9 Ways to Create Better Education Infographics
How to make sure your education infographics accomplish their purpose.
Infographics are a popular and effective way to convey information to learners in an engaging and memorable way. However, while the most powerful infographics seem simple, designing them in a clear and informative way can be anything but.
Many educators work with graphic designers who are able to draw on their experience to make beautiful infographics. And, if you don’t work with a graphic designer, you can use an infographic maker to help you out. But with the tool in your hands, it’s all too easy to stray into dangerous design territory. So, if you’re not confident in your design skills, follow these tips to keep your infographics clear and effective.
1. Define the objective of your infographic.
What is your infographic about? If you can’t describe it in six words or less, you probably don’t have a clear enough focus for your graphic. A good infographic is designed to represent one thing. That thing might be complex, but it should be easy to describe in a short sentence. If you find yourself trying to illustrate too many concepts in one infographic, split them up.
2. Group related concepts in a logical order.
Plan an outline for your infographic as though you were writing an essay. Writing an outline will help you balance concepts in your graphic so that your ideas flow from one point to the next. Furthermore, you will want to design the layout of your story so that ideas that relate to each other appear together.
3. Cut down on your copy.
A picture is worth a thousand words, so a copy-heavy infographic somewhat defeats its purpose.
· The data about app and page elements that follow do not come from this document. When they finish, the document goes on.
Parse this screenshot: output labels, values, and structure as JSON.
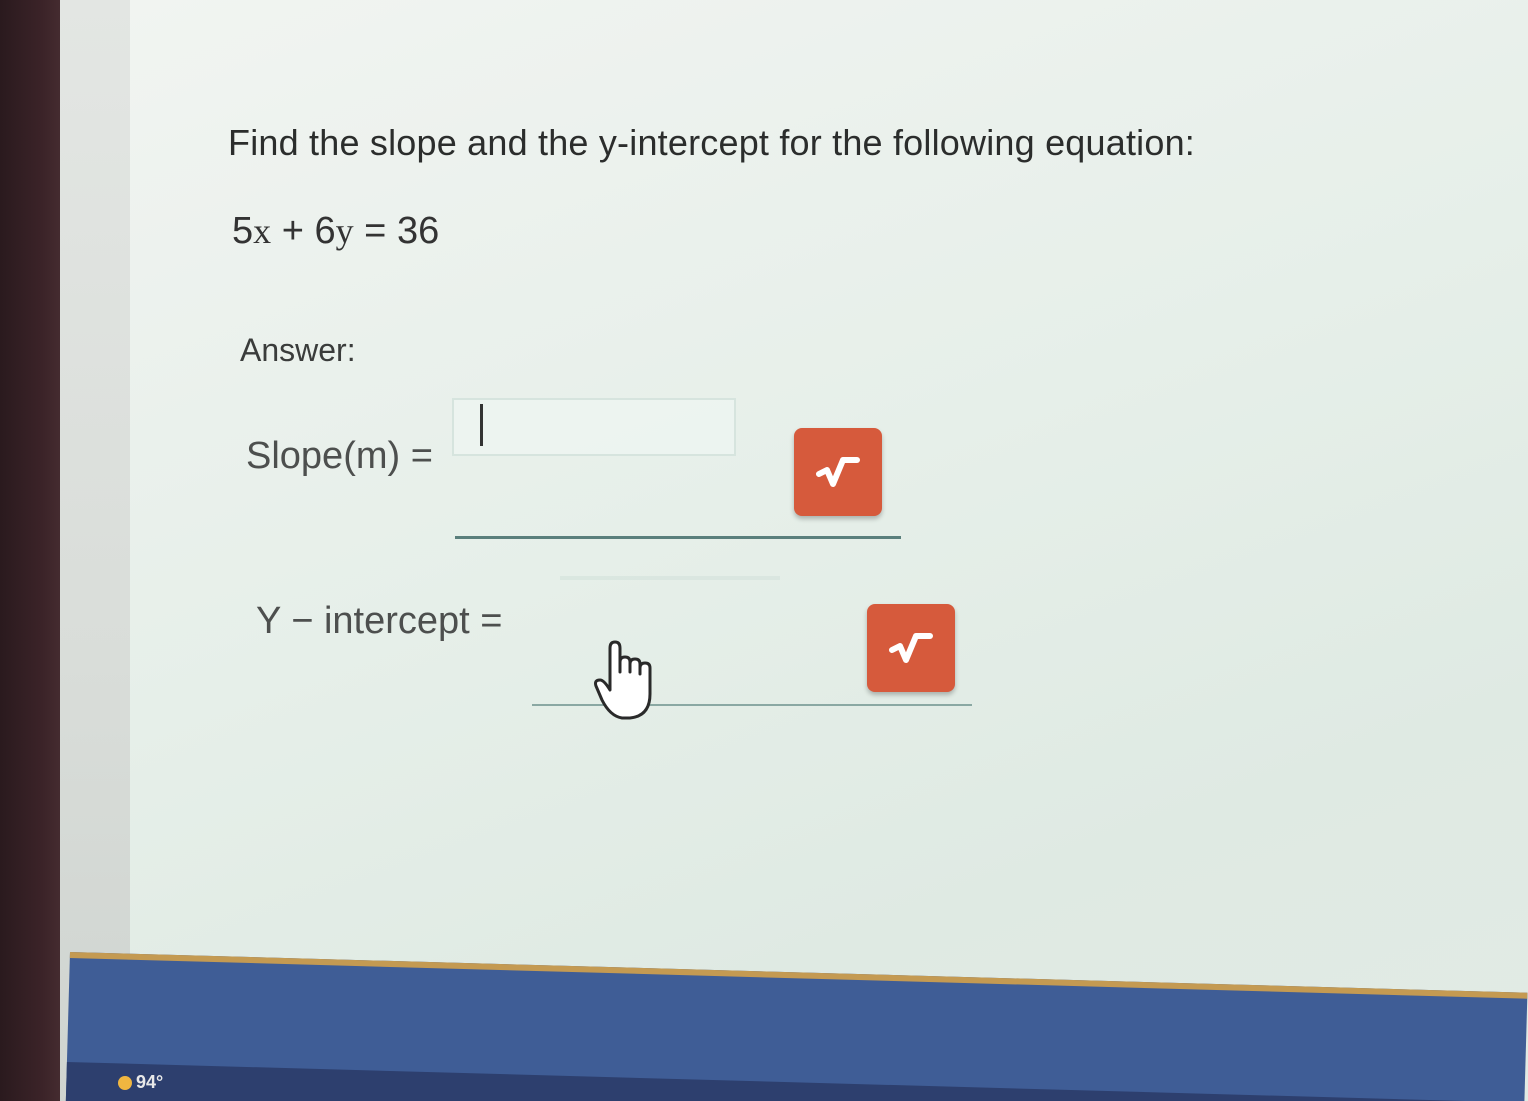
{
  "question": {
    "prompt": "Find the slope and the y-intercept for the following equation:",
    "equation": {
      "coef_x": "5",
      "var_x": "x",
      "plus": "+",
      "coef_y": "6",
      "var_y": "y",
      "equals": "=",
      "rhs": "36"
    }
  },
  "answer": {
    "label": "Answer:",
    "slope": {
      "label": "Slope(m) =",
      "value": ""
    },
    "y_intercept": {
      "label": "Y − intercept =",
      "value": ""
    }
  },
  "icons": {
    "math_button": "square-root-icon",
    "cursor": "hand-pointer-icon",
    "weather": "sun-icon"
  },
  "colors": {
    "math_button": "#d65a3c",
    "underline": "#5a7f7c",
    "taskbar": "#3f5d96"
  },
  "taskbar": {
    "temperature": "94°"
  }
}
The whole point of creating one is to visually represent concepts that might otherwise take a lot of words to express. This doesn’t mean your words don’t have value—they do!—but your infographic isn’t the right place. Instead, use that copy in your lesson, and let the visuals do the talking.
4. Make effective use of whitespace.
Don’t crowd elements in your infographic. The closer you place images and text, the more likely these elements are to blur together and make it difficult for learners to easily understand the elements in the infographic. Remember that infographics aren’t a print medium, so you have plenty of space to get your point across. Use it wisely.
5. Create contrast through color, light vs. dark, and texture.
In order for elements in your infographic to be readable, they need to contrast against each other fairly well. You should use color to help differentiate elements, but you also can’t rely on color alone. After all, approximately one in twelve men are colorblind (and one in two hundred women), which means they won’t be able to read your infographic well if you depend on color.
Instead, while you should use color for contrast, also use light and dark, as well as patterns and texture, so that everyone can read your infographic equally well.
6. Use descriptive labels.
Another way to ensure your infographic isn’t completely useless to colorblind learners is to properly label all your elements. It should be easy for learners to quickly scan your infographic to see what images and graphs represent what information. If you have a situation where it’s hard for learners to understand what each graphic represents, then you need to use better labels.
7. Allow for easy comparisons.
Visualizations are the perfect context for many learners to quickly compare and contrast similar information. If you’re using your infographic to illustrate this kind of information, arrange items in a way that makes it easy for learners to quickly compare to items.
8. Consider the size and the context.
Where do your infographics appear? On a web page? In a slide? On a mobile site? Context is important. If your infographic might appear on a mobile website, it’s important that the information be readable at that size. Mobile users can’t easily zoom in on more complex areas, so if your text is too small, it may be difficult for them to read it. And if a file is larger than 1MB, it may be difficult to access for those on a slower Internet connection.
9. Check your facts and cite your sources.
We’d hope that all infographics are fair and accurate in how they present information, but when it comes to education infographics, it’s even more important to be conscientious in how you present facts. Your learners will use these as resources, and as such, they should be able to know where your information comes from. So, be sure to cite where your information comes from, and be extra careful proofreading your graphics to be sure they’re correct.
Effective visualization helps learners retain information.
Infographics are essential for elearning. Without them, courses are simply more… boring. More importantly, infographics fill a need that words cannot. Complex information relies on graphs and charts for a more complete representation. In the absence of a good infographic, many educators would be hard-pressed to convey the same information using only words. And it would be even harder for many learners to make sense of this information without visualization.
While it may take extra time to design a good education infographic, the time is well worth the investment. You can also use infographics outside your course to attract interest and inspire social sharing. Given their versatility, it’s likely the time you invest in creating a good infographic will pay off many times.